A Bachelor's Degree is awarded by an accredited educational institution to those students who complete the undergraduate curriculum. According to the Northwest Commission on Colleges and Universities, a Bachelor of Science is an undergraduate degree normally representing four years or a total of approximately 120 semester or 180 quarter units of college study, or its equivalent in depth and quality of learning experience. Although the Bachelor of Science and the Bachelor of Applied Science may have similar technical requirements in the focus on Math and Science studies, there are noticeable differences between the two degree programs.
The Bachelor of Science Coursework
The Bachelor of Science degree places great emphasis on applied knowledge and critical thinking. This type of degree program is often heavily based in the sciences and typically focuses on areas of technical studies such as nursing, aviation, chemistry, engineering, electronics, social sciences and forensics or criminal investigation. As opposed to a Bachelor of Arts program which allows a more liberal course of study, the Bachelor of Science Degree requires participants to fulfill heavy math and science coursework related to their educational discipline in addition to the general education requirements of other standard degree programs.
The Bachelor of Applied Science Coursework
The Bachelor of Applied Science Degree is generally more career-oriented and focuses less on the general education course requirements of other four-year degrees including the Bachelor of Science Degree. The Bachelor of Applied Science, or B.AS is offered as a focused approach to give the student real-world skills and applicable concepts geared toward their specific chosen career path. It is often offered to those who already have a two-year Associate Degree and require the technical knowledge and practical skills for advancement in a particular discipline within a chosen field.
Bachelor of Science Careers

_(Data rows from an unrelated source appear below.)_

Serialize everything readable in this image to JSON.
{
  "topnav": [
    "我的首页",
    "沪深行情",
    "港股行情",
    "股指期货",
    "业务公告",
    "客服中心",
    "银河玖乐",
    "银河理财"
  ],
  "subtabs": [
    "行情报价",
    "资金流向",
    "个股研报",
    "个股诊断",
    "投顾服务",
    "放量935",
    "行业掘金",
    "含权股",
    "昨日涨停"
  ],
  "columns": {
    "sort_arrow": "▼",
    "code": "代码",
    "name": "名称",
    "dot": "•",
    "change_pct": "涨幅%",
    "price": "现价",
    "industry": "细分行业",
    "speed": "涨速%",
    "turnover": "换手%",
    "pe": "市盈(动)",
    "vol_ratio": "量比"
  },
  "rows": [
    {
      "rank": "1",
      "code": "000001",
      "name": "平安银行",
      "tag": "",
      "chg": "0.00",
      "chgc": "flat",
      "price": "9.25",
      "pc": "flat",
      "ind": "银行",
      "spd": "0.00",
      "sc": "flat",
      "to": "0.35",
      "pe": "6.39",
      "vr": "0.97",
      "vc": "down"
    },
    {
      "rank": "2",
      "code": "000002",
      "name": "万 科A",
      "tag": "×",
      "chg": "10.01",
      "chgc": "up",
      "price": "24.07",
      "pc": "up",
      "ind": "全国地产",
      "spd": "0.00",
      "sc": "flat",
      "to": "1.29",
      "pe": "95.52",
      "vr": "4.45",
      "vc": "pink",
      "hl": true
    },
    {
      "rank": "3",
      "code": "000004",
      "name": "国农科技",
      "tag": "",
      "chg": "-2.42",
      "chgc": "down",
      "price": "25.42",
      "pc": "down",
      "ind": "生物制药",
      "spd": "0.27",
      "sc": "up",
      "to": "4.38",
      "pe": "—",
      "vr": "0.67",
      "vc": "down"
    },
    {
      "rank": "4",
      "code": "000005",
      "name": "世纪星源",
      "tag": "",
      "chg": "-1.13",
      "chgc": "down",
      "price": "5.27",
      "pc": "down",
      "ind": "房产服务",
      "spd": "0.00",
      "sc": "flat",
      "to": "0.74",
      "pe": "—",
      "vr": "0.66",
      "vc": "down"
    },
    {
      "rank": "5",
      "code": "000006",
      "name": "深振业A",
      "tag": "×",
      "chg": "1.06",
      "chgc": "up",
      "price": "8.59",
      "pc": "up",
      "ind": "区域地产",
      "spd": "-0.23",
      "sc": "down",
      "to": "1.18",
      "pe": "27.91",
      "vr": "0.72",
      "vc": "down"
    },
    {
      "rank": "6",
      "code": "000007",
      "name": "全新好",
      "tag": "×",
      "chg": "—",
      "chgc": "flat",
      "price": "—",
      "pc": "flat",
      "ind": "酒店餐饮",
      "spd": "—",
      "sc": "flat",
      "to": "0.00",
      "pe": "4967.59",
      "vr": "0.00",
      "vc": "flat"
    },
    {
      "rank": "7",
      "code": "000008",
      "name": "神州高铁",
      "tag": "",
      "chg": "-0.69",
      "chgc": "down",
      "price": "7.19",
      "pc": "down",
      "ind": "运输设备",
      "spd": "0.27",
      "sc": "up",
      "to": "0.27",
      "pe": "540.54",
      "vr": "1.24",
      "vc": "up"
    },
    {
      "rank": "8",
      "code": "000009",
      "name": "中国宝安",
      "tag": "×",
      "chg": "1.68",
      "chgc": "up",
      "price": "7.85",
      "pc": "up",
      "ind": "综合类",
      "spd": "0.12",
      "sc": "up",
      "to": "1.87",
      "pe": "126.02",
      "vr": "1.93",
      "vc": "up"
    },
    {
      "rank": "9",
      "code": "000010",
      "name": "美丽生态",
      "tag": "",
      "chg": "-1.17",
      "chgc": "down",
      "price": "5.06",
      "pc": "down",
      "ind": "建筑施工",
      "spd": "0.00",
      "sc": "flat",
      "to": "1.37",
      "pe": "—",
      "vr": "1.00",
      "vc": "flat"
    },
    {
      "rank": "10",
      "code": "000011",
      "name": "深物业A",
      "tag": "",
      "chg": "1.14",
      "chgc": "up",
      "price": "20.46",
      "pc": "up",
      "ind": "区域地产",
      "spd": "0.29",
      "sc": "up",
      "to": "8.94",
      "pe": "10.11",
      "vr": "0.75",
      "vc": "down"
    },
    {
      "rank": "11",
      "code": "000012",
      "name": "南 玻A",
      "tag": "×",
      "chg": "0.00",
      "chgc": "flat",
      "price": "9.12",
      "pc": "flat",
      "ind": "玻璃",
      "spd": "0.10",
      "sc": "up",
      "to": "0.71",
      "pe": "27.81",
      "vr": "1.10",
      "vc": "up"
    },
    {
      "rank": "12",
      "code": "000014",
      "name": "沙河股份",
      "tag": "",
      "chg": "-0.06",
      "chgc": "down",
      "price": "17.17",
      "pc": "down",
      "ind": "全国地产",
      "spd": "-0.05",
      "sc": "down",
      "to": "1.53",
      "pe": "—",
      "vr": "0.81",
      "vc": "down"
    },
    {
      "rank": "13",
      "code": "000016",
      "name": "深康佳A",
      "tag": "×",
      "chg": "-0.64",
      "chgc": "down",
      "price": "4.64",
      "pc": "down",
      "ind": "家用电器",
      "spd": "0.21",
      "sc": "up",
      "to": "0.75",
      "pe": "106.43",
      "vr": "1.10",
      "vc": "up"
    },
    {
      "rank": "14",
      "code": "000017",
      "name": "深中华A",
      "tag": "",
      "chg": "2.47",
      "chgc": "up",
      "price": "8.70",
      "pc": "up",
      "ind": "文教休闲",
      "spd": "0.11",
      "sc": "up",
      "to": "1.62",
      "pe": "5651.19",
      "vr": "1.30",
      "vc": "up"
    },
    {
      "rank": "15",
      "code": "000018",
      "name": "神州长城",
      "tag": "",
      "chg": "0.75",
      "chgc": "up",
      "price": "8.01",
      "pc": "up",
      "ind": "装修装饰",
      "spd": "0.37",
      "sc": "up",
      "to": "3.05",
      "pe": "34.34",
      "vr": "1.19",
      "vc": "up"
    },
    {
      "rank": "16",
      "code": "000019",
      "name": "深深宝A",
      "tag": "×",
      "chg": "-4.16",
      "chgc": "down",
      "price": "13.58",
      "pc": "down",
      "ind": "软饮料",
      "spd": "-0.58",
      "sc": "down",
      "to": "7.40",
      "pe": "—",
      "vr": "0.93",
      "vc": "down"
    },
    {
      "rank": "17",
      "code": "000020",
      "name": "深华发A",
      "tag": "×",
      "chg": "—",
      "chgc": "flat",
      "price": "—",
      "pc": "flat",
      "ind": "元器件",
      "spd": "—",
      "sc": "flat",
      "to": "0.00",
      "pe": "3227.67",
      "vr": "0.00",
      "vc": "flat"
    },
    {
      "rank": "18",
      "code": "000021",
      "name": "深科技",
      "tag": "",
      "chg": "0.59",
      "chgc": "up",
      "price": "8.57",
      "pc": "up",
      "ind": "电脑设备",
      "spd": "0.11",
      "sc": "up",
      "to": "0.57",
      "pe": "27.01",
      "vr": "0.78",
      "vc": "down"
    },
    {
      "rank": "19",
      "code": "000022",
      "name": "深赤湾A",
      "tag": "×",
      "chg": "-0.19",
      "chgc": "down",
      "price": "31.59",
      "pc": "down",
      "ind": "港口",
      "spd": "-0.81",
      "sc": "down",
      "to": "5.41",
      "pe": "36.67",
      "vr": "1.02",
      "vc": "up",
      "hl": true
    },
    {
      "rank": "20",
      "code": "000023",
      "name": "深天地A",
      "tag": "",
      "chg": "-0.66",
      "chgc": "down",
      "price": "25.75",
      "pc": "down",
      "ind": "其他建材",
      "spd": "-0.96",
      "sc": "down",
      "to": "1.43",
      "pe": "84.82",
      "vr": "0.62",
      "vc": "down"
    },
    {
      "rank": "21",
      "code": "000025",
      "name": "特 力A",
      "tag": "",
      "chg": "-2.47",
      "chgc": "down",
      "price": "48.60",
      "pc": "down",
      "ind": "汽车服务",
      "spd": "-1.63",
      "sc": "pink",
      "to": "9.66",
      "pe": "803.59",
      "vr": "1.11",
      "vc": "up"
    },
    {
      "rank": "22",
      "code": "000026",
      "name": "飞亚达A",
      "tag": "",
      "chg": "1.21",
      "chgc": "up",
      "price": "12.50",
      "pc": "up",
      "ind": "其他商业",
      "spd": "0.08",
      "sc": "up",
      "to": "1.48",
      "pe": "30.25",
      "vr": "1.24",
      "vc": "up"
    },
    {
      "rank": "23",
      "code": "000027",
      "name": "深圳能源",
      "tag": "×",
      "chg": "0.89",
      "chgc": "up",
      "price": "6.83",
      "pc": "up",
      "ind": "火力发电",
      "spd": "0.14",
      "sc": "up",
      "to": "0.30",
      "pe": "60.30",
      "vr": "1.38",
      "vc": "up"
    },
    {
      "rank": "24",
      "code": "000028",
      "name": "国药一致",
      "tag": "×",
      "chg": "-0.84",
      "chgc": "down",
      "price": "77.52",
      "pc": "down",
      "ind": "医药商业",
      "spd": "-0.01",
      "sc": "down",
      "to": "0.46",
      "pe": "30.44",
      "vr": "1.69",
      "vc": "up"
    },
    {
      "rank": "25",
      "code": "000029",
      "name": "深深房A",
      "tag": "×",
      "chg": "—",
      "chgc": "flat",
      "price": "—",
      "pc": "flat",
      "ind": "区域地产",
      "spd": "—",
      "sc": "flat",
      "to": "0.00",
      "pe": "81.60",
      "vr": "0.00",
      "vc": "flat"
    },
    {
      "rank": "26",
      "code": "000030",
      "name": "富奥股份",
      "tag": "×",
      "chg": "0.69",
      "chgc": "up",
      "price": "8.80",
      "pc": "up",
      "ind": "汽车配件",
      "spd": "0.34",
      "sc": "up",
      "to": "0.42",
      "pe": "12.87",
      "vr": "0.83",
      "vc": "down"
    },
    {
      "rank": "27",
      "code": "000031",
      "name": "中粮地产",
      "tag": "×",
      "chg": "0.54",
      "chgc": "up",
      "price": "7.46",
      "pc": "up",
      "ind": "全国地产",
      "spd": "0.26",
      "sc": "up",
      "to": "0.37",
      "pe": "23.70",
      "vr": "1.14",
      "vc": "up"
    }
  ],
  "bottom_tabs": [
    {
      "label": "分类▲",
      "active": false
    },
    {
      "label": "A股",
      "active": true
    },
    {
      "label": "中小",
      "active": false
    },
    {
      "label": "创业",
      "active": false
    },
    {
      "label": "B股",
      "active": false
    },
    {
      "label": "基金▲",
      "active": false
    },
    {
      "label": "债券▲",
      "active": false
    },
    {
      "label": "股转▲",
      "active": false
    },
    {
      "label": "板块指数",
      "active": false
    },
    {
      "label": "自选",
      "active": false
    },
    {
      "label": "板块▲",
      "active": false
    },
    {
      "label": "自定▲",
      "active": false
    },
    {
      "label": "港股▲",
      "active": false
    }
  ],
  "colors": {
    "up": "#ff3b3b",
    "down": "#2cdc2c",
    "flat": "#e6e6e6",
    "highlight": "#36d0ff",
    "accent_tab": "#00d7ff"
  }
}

Although a variety of science-related careers such as laboratory researchers, medical doctors and engineers require extensive post-graduate training in addition to undergraduate coursework, the Bachelor of Science is unique in that it enables graduates to work as science technicians in a variety of fields without the expense and time commitment of post-graduate education. Graduates of a Bachelor of Science program can work as a nurse, an engineer, a forensic scientist, a science technician or a medical technician.
Careers for a Bachelor of Applied Science
Unlike the highly technical and science-related careers associated with the Bachelor of Science, the Bachelor of Applied Science teaches students a combination of business skills along with a focus on math and science in preparation for careers as Office Manager, Human Resource Manager, Hospitality Manager, Allied Health, Construction Manager and Safety. The student focuses on coursework in mathematics and accounting, computer science, business law and employee relations to prepare them for all aspects of the business world along with the technical aspects of their particular field of study.
Flexibility and Focus
Like most four-year degrees, the Bachelor of Science degree requires students to enroll in an accredited college or university and complete a program focusing on a wide array of general education requirements in addition to degree-specific coursework. By contrast, the Bachelor of Applied Science degree allows more flexibility and focus. Enrollment can begin following completion of an Associate degree or time in the workforce and with its technical focus, the student is able to concentrate on the most relative aspects of their field without feeling time is wasted in unnecessary classes. Following completion, the student can reenter or advance in the workforce with practical, useful skills.
Sara Melone is a mother of three and a graduate of UNH. With prior careers in insurance and finance, photography, as well as certifications in fitness and nutrition, Melone draws directly from past experience and varying interests. She contributes with equal passion to birth journals, investment blogs, and self-help websites.